A lady in her 30s, who works as a secondary school teacher, had bunion pain which was progressively worsening over the past few years. This was exacerbated by the many hours she had to spend on her feet. She opted for minimally invasive bunion surgery.

The procedure was performed in the morning and she was discharged on the same day of surgery. She reported minimal discomfort and was walking independently with her postoperative sandal. She returned to work as a teacher approximately six weeks following surgery and was back to jogging at ten weeks.




Minimally invasive surgery is an excellent option for patients with painful mild-to-moderate bunions. It results in less postoperative pain, swelling and scarring. This in turn allows for a much quicker recovery and return to an active lifestyle.


  1. Prevalence of hallux valgus in the general population: a systematic review and meta-analysis. Nix et al. J Foot Ankle Res. 2010;3:21
  2. Two year outcomes of minimally invasive hallux valgus surgery. Chan et al. Foot Ankle Surg. 2019 Apr;25(2):119-126.

Dr Nicholas Yeo is a Consultant with the Department of Orthopaedic Surgery at Singapore General Hospital. He also serves as the Director of the Foot and Ankle Service.
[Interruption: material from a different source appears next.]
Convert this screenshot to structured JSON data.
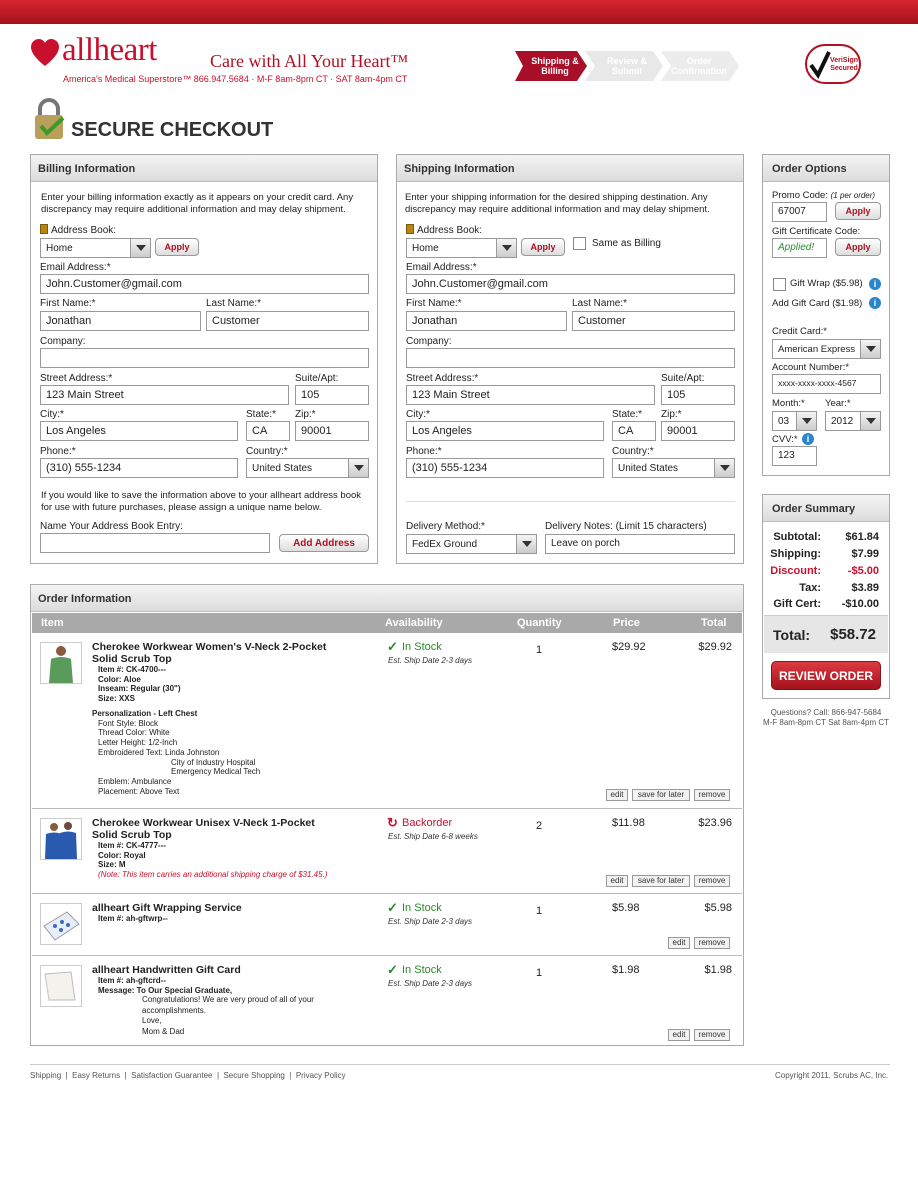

He was awarded the Health Manpower Development Plan (HMDP) Scholarship from the Ministry of Health to pursue sub-specialty training in foot and ankle surgery. He completed a year-long fellowship at the University of British Columbia, Canada. In addition, he was awarded the AO fellowship at the University Hospital Carl Gustav Carus, Germany in trauma and reconstructive surgery of the foot.

Dr Yeo’s practice is largely centred around complex foot and ankle deformities and sports injuries. Of note, he is a strong advocate of minimally invasive or keyhole surgery to achieve the best outcomes for his patients.

GP Appointment Hotline: 6326 6060